In *Ancillary Justice*, the reader discovered that not only battleship AIs have a connected existence through the minds of slaves, but so does the Emperor of the Radchaai. She/he has been in existence for two millennia, though thousands of mind-connected clones who act as her representatives throughout the parts of the galaxy she controls. And some of these versions of the Emperor have begun to rebel against the others. Now, in *Ancillary Sword,* Breq has aided one version of the Emperor and is sent to protect Athoek Station, a space station above a sensitive planetary system which could be under threat of invasion. A murder investigation may bring an alien race into the war, making for complete unpredictability.
This is not a book with a lot of traditional “action” but the political action is quite intense. The telling is tricky because Breq still has the software and hardware in her head that allows her to communicate with her current Ship and with the Station’s AI, so she can see more of what is going on than anyone else. Which means that we, the readers, are privilege to (or *subjected* to, depending on your ability to handle it) a unique style of floating viewpoints. Leckie’s books challenge you and open you up to new ways of looking at the world.
#2- The Ancillary series
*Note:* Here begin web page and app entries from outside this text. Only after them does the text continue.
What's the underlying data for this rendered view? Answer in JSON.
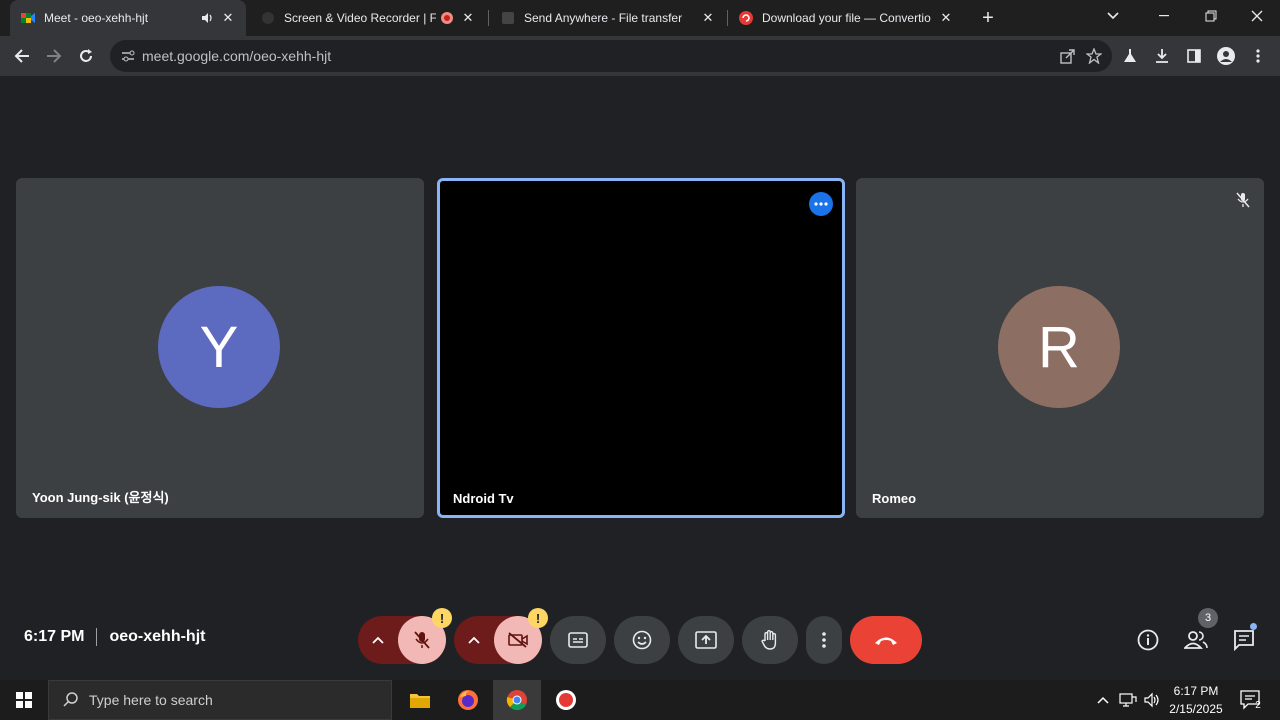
{
  "browser": {
    "tabs": [
      {
        "title": "Meet - oeo-xehh-hjt",
        "active": true
      },
      {
        "title": "Screen & Video Recorder | F",
        "active": false
      },
      {
        "title": "Send Anywhere - File transfer",
        "active": false
      },
      {
        "title": "Download your file — Convertio",
        "active": false
      }
    ],
    "url": "meet.google.com/oeo-xehh-hjt"
  },
  "participants": [
    {
      "name": "Yoon Jung-sik (윤정식)",
      "initial": "Y",
      "avatar_color": "#5c6bc0"
    },
    {
      "name": "Ndroid Tv",
      "initial": "",
      "avatar_color": "#000000"
    },
    {
      "name": "Romeo",
      "initial": "R",
      "avatar_color": "#8d6e63"
    }
  ],
  "meeting": {
    "time": "6:17 PM",
    "code": "oeo-xehh-hjt",
    "participant_count": "3",
    "warning_mark": "!"
  },
  "taskbar": {
    "search_placeholder": "Type here to search",
    "clock_time": "6:17 PM",
    "clock_date": "2/15/2025",
    "notification_count": "2"
  },
  "colors": {
    "accent": "#8ab4f8",
    "end_call": "#ea4335",
    "muted_bg": "#f2b8b5",
    "warning": "#fdd663"
  }
}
This book broke down walls in my mind that I didn't know existed, and creates an even stronger fabric in the ongoing tapestry of gender equality. Brilliantly portrays a more fully developed artificially intelligent being, while probing what it means to be human.
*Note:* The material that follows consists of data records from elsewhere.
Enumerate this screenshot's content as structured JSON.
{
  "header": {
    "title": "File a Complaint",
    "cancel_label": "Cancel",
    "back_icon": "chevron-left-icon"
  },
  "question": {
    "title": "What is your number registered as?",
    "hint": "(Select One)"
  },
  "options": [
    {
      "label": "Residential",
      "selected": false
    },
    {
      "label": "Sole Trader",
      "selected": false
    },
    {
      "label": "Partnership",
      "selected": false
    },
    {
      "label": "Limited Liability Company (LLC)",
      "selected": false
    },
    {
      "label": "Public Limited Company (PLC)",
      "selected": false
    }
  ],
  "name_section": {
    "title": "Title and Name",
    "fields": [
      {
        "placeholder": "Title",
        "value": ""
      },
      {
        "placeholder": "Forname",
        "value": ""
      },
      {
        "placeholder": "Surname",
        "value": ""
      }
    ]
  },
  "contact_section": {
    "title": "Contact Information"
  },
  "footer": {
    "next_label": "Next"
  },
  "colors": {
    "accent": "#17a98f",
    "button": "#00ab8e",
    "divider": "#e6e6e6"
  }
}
Passable only as a follow-on to the excellent Ancillary Justice.
I am enjoying this series. Some people are going to get their noses out of joint over the way the author conveys the lack of gendered pronouns in the language the characters use, but to do so is to miss out on an excellent new science fiction universe. The plot is good, although it would be interesting to see the protagonist cope with more internal conflict. As it is, I like where this series has gone, and looks like it is going.
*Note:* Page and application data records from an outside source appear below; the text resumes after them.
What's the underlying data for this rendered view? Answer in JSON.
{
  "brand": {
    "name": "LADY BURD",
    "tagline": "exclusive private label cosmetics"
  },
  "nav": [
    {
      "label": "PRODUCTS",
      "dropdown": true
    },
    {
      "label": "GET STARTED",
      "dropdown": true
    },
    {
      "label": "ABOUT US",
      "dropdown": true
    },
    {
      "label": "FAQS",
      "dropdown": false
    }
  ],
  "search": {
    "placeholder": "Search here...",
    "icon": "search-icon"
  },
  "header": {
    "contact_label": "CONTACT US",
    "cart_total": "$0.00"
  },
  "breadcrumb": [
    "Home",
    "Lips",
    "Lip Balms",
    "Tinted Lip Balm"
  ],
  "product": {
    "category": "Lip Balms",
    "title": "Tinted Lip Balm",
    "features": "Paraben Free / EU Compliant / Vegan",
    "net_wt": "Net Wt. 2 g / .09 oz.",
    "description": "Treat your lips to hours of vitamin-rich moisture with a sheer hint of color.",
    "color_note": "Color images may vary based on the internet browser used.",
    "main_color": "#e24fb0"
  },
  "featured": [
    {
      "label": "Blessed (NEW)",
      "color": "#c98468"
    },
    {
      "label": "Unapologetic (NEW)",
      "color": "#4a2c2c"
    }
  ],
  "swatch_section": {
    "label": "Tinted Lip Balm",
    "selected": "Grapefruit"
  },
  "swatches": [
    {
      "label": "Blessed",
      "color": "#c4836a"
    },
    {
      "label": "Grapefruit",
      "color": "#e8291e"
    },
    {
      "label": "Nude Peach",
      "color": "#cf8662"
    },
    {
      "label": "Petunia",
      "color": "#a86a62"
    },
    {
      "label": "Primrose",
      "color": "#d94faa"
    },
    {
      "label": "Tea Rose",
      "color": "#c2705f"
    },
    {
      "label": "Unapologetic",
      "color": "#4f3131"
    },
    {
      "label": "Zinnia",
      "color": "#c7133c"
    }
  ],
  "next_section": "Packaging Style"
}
This book has a lighter atmosphere than the prequel (I didn't cry this time) but it's still incredibly good. I love the asexual/aromantic representation.
Ancillary Justice is a hard act to follow so this can't help but be lesser than that. That being said I still enjoyed myself despite my not being entirely sure where the plot is going here. The characters are interesting, how they interact with each other is interesting, and Breq herself continues to be fascinating. All that helps you forgive the frequent tea ceremonies and concerns about dishes and the like. Also interesting but differently so. Curious to see how this all ends up in the finale
Though this second book in Leckie's space opera trilogy lacks the plot momentum of the first book, it still features the wonderfully complex character construction that seems to be this author's hallmark. You can also rely on Leckie to expose social and racial (or, rather, inter-species) injustices and draw parallels between her artfully-constructed societies and our own. Recommended for anyone who likes compelling characters in exotic settings, but read the first book before finding this one.
Great sequel. Looking forward to the next one.
What a pleasure to be back in head of the protagonist, Breq. I didn't realize how much I liked this Mr. Spock-like logical character until I picked up Book 2. Like Spock her emotions are contained, but still present and driving her sense of obligation. The unpleasant, colonial aspects of Radchaai "civilization" are explored in this book, which sets up the conditions for the pending conflict that will undoubtedly be played out in Book 3.
There are no ages for this title yet.
There are no summaries for this title yet.
There are no notices for this title yet.
There are no quotes for this title yet.